The flow of simple CRUD (Create, Read, Update and Delete) applications can be described using the following steps:
- The controllers layer handles HTTP requests and delegates tasks to the services layer.
- The services layer is where most of the business logic lives.
- Services use repositories / DAOs to change / persist entities.
- Entities act as containers for the values, with setters and getters.
In most cases, for small and medium-sized applications, this pattern is sufficient. However, when our requirements become more complex, the CQRS model may be more appropriate and scalable. To facilitate that model, Nest provides a lightweight CQRS module. This chapter describes how to use it.
First install the required package:
In this model, each action is called a Command. When a command is dispatched, the application reacts to it. Commands can be dispatched from the services layer, or directly from controllers/gateways. Commands are consumed by Command Handlers.
Here's a sample service that dispatches
KillDragonCommand. Let's see how the command looks:
CommandBus is a stream of commands. It delegates commands to the equivalent handlers. Each command must have a corresponding Command Handler:
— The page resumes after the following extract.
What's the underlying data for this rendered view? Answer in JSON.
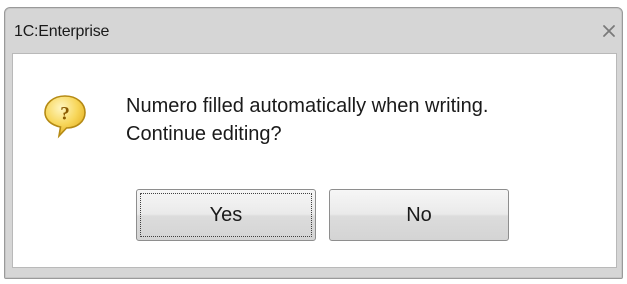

With this approach, every application state change is driven by the occurrence of a Command. The logic is encapsulated in handlers. With this approach, we can simply add behavior like logging or persisting commands in the database (e.g., for diagnostics purposes).
Command handlers neatly encapsulate logic. While beneficial, the application structure is still not flexible enough, not reactive. To remedy this, we also introduce events.
Events are asynchronous. They are dispatched either by models or directly using
EventBus. In order to dispatch events, models have to extend the
apply() method does not dispatch events yet because there's no relationship between the model and the
EventPublisher class. How do we associate the model and the publisher? By using a publisher
mergeObjectContext() method inside our command handler.
Now everything works as expected. Notice that we need to
commit() events since they're not being dispatched immediately. Obviously, an object doesn't have to exist up front. We can easily merge type context as well:
Now the model has the ability to publish events. Additionally, we can emit events manually using
info Hint The
EventBusis an injectable class.
Each event can have multiple Event Handlers.
Now we can move the write logic into the event handlers.
This type of Event-Driven Architecture improves application reactiveness and scalability. Now, when we have events, we can simply react to them in various ways. Sagas are the final building block from an architectural point of view.
Sagas are an extremely powerful feature. A single saga may listen for 1..* events. Using the RxJS library, it can combine, merge, filter or apply other
RxJS operators on the event stream. Each saga returns an Observable which contains a command. This command is dispatched asynchronously.
info Hint The
ofTypeoperator is exported from the
We declared a rule - when any hero kills the dragon, the ancient item should be dropped. With this in place,
DropAncientItemCommand will be dispatched and processed by the appropriate handler.
CqrsModule can also be used for handling queries. The
QueryBus follows the same pattern as the
CommandsBus. Query handlers should implement the
IQueryHandler interface and be marked with the
Finally, let's look at how to set up the whole CQRS mechanism.
EventBus are Observables. This means that you can easily subscribe to the whole stream and enrich your application with Event Sourcing.
A working example is available here.